If you’ve just noticed that FeatureWorks has disappeared and you can no longer edit .STEP and Parasolid files the way you used to, you might want to disable 3D Interconnect. Before you do that, its worth covering a little bit of SOLIDWORKS history.
With the release of SOLIDWORKS 2017, we saw the introduction of a technology called 3D Interconnect. This allowed us to open PTC Creo, Solid Edge, NX or Autodesk Inventor files natively, with no conversion required (you can open CATIA files too, but only with SOLIDWORKS Premium). So, if you used the file inside an assembly – and then altered the file – it could be automatically updated to the new version, without the need to re-import. Take a look at the video below to see how it works.
Video: 3D Interconnect in action
Whilst still in Beta in 2017, you could use it by turning it on through the system options…
…which is a little difficult to find, so you may not have stumbled across it.
In SOLIDWORKS 2018 the functionality has been extended to .STEP, Parasolid and .ACIS files so they too can be opened in their native format.

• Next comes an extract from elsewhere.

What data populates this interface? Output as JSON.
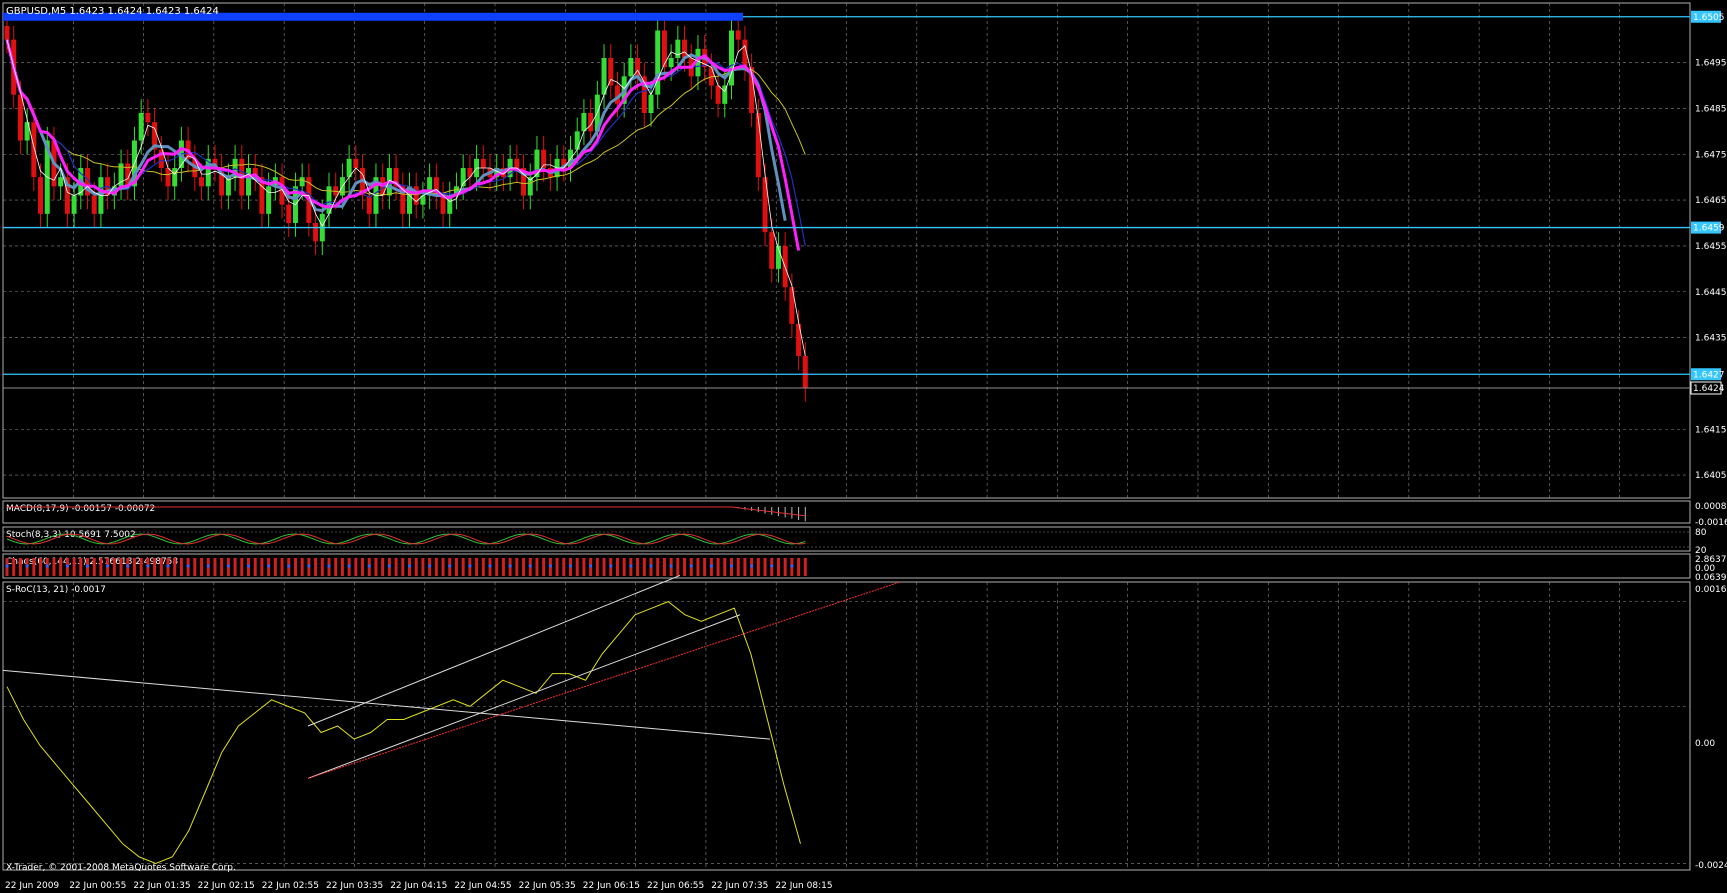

However, instead of 3D Interconnect being turned OFF by default, it is now turned ON.
FeatureWorks vs 3D Interconnect
Let’s look at the differences between FeatureWorks and 3D Interconnect, so you can make an informed choice as to whether you want use 3D Interconnect or not.
In the image below, we have the feature tree for an imported .STEP file in SOLIDWORKS 2018 with 3D Interconnect turned off. You can see that we’ve imported an assembly, but if you look under each part you can see an Imported body feature.
This is the functionality you’re probably used to. If you want to recognise features, or add features to the imported body, you can right click and use FeatureWorks to intelligently extract them, or just create each feature within the part file.
If you save the imported assembly now, you will create 3 part files and one assembly file on your system.
Let’s compare that feature tree with the same assembly but using 3D Interconnect:
If you look at arrow 1 (above), you can see that the name of the file is suffixed with the file extension (In our case “.STEP”) – this is because 3D Interconnect is reading the file directly and not converting into SOLIDWORKS part file.
Now look at arrow 2. You can see an external reference symbol (->) after the filename. Again, this is an indicator that the file is referencing something externally. You can also see a “Solid Bodies” folder under the part file.
If you were to save the assembly file at this point, you’d create a single assembly file on disk. In that assembly, there will be a pointer back to the .STEP file on disk, so if the .STEP file is replaced with another variant of the same name, the file will update to reflect the changes. This is one of the main benefits of 3D Interconnect.
If you want to make changes to the .STEP file, you still can, even if you’ve used 3D Interconnect, but there are some extra steps involved.
Look at the image below. You need to right click on the assembly file in the tree and select “Dissolve Feature”.
This will give a warning about breaking the link to the original .STEP file. So, the functionality that 3D Interconnect gives us (to automatically update from the .STEP file if it changes) will be removed.
This completely severs the link between the .STEP file on disk and creates a feature tree the same as opening a .STEP file without using 3D Interconnect.
So if you’ve found that you can’t edit .STEP or Parasolid files in the way you used to, the chances are 3D Interconnect is turned on. But, now you know what it does, and what the advantages are, you can make an informed choice as to whether you use it or not.
We hope you found that useful!
Have you seen our blog archive where we have posted plenty of helpful articles? We also have a fantastic video library filled with easy-to-follow videos on a number of topics inspired by other SOLIDWORKS users – take a look. Also, don’t forget to follow Innova Systems on Twitter for daily bite size SOLIDWORKS tips, tricks and videos.